### Data records

↓

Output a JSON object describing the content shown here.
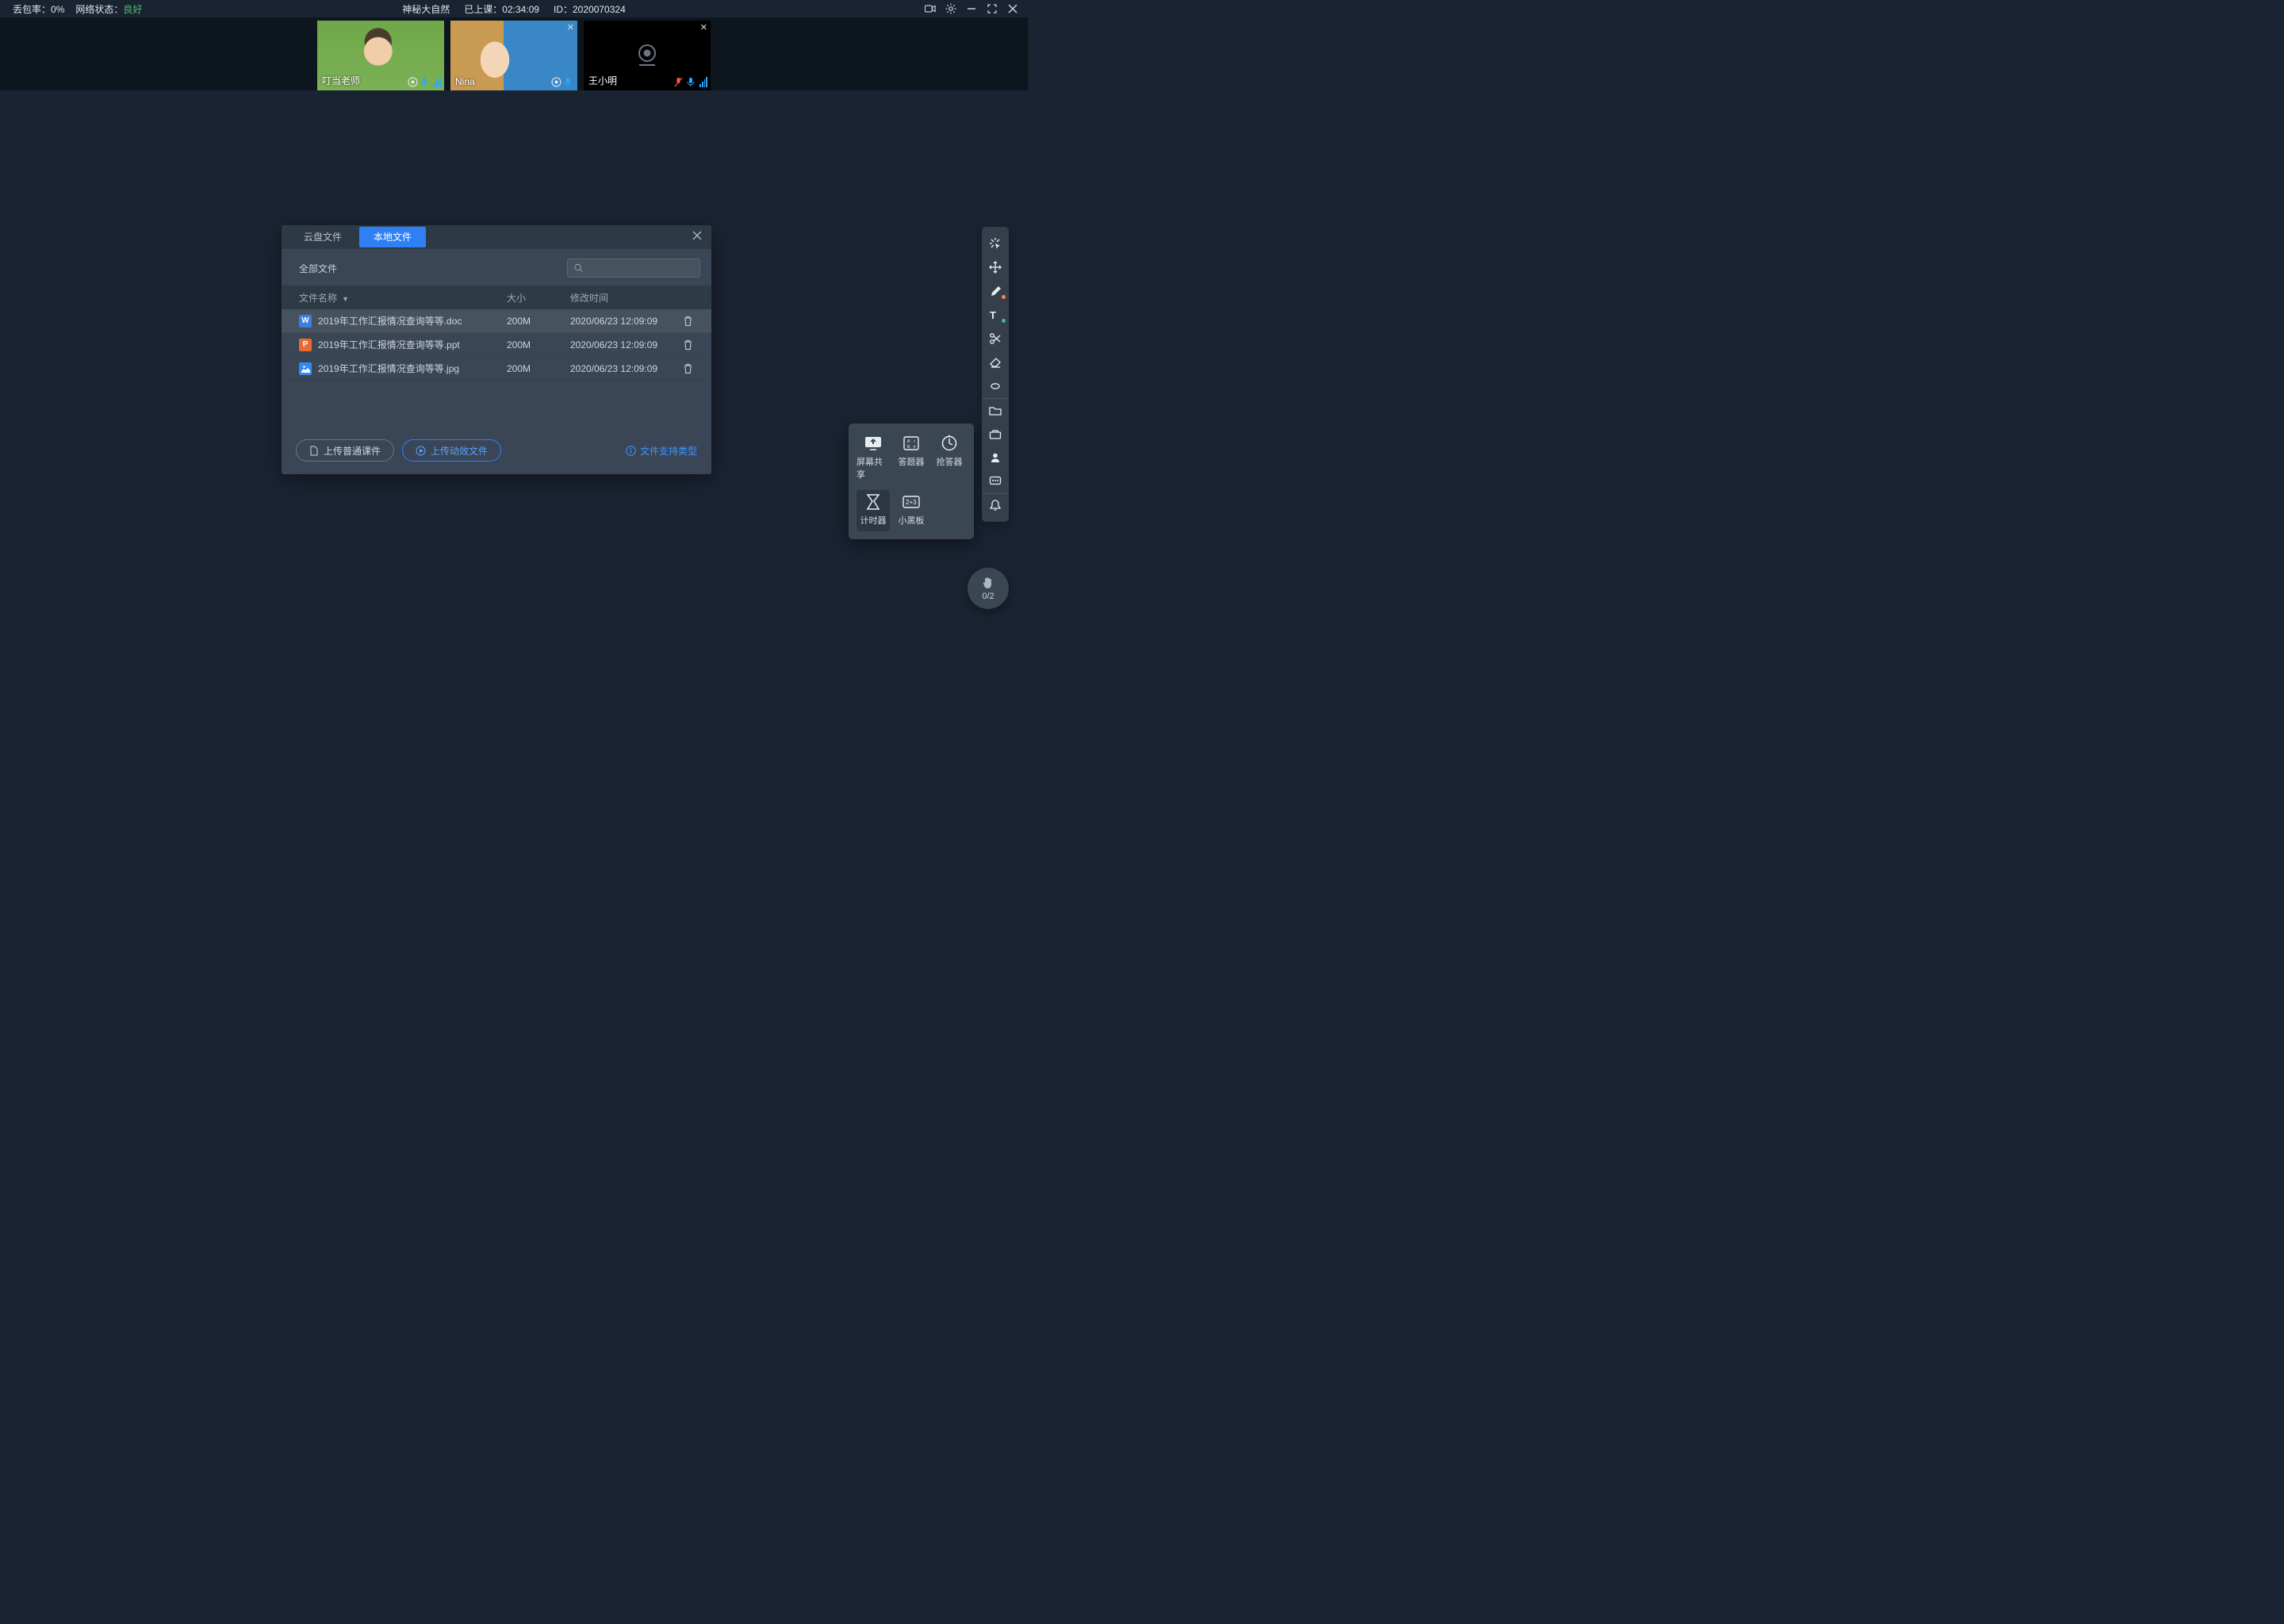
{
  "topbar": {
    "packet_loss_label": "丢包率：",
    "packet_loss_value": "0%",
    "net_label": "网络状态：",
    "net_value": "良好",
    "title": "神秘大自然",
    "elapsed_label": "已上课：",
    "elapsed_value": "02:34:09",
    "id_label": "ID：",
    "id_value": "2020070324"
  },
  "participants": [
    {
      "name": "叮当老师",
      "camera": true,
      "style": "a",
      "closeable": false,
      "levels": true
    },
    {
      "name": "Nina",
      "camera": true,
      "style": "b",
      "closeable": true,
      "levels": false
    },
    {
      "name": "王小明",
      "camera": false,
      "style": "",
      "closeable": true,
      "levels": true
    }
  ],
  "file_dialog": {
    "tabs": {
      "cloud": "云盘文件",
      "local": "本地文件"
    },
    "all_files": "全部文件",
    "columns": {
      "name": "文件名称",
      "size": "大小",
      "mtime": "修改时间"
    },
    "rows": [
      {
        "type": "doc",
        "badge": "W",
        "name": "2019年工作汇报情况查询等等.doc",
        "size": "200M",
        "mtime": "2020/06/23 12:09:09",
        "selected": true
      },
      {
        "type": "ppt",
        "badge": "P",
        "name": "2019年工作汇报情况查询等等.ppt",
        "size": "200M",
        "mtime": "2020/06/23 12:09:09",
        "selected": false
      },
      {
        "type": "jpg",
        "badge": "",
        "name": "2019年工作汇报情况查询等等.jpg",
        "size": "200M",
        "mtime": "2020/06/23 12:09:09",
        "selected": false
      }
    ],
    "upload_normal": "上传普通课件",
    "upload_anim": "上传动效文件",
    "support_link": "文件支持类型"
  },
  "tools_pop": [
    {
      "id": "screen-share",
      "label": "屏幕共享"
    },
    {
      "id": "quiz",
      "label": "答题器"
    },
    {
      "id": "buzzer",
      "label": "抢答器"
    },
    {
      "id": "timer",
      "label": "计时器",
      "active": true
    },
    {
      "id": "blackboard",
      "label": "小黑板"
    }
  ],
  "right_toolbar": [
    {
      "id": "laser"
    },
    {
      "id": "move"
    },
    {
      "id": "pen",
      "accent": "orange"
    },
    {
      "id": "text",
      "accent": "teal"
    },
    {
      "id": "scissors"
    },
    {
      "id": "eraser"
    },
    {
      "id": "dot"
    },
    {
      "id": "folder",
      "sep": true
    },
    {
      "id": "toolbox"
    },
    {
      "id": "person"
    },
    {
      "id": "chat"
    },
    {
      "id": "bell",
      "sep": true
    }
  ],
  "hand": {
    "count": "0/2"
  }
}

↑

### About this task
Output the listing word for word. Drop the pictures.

### Answer to this task
Output a JSON object describing the content shown here.
{
  "topbar": {
    "packet_loss_label": "丢包率：",
    "packet_loss_value": "0%",
    "net_label": "网络状态：",
    "net_value": "良好",
    "title": "神秘大自然",
    "elapsed_label": "已上课：",
    "elapsed_value": "02:34:09",
    "id_label": "ID：",
    "id_value": "2020070324"
  },
  "participants": [
    {
      "name": "叮当老师",
      "camera": true,
      "style": "a",
      "closeable": false,
      "levels": true
    },
    {
      "name": "Nina",
      "camera": true,
      "style": "b",
      "closeable": true,
      "levels": false
    },
    {
      "name": "王小明",
      "camera": false,
      "style": "",
      "closeable": true,
      "levels": true
    }
  ],
  "file_dialog": {
    "tabs": {
      "cloud": "云盘文件",
      "local": "本地文件"
    },
    "all_files": "全部文件",
    "columns": {
      "name": "文件名称",
      "size": "大小",
      "mtime": "修改时间"
    },
    "rows": [
      {
        "type": "doc",
        "badge": "W",
        "name": "2019年工作汇报情况查询等等.doc",
        "size": "200M",
        "mtime": "2020/06/23 12:09:09",
        "selected": true
      },
      {
        "type": "ppt",
        "badge": "P",
        "name": "2019年工作汇报情况查询等等.ppt",
        "size": "200M",
        "mtime": "2020/06/23 12:09:09",
        "selected": false
      },
      {
        "type": "jpg",
        "badge": "",
        "name": "2019年工作汇报情况查询等等.jpg",
        "size": "200M",
        "mtime": "2020/06/23 12:09:09",
        "selected": false
      }
    ],
    "upload_normal": "上传普通课件",
    "upload_anim": "上传动效文件",
    "support_link": "文件支持类型"
  },
  "tools_pop": [
    {
      "id": "screen-share",
      "label": "屏幕共享"
    },
    {
      "id": "quiz",
      "label": "答题器"
    },
    {
      "id": "buzzer",
      "label": "抢答器"
    },
    {
      "id": "timer",
      "label": "计时器",
      "active": true
    },
    {
      "id": "blackboard",
      "label": "小黑板"
    }
  ],
  "right_toolbar": [
    {
      "id": "laser"
    },
    {
      "id": "move"
    },
    {
      "id": "pen",
      "accent": "orange"
    },
    {
      "id": "text",
      "accent": "teal"
    },
    {
      "id": "scissors"
    },
    {
      "id": "eraser"
    },
    {
      "id": "dot"
    },
    {
      "id": "folder",
      "sep": true
    },
    {
      "id": "toolbox"
    },
    {
      "id": "person"
    },
    {
      "id": "chat"
    },
    {
      "id": "bell",
      "sep": true
    }
  ],
  "hand": {
    "count": "0/2"
  }
}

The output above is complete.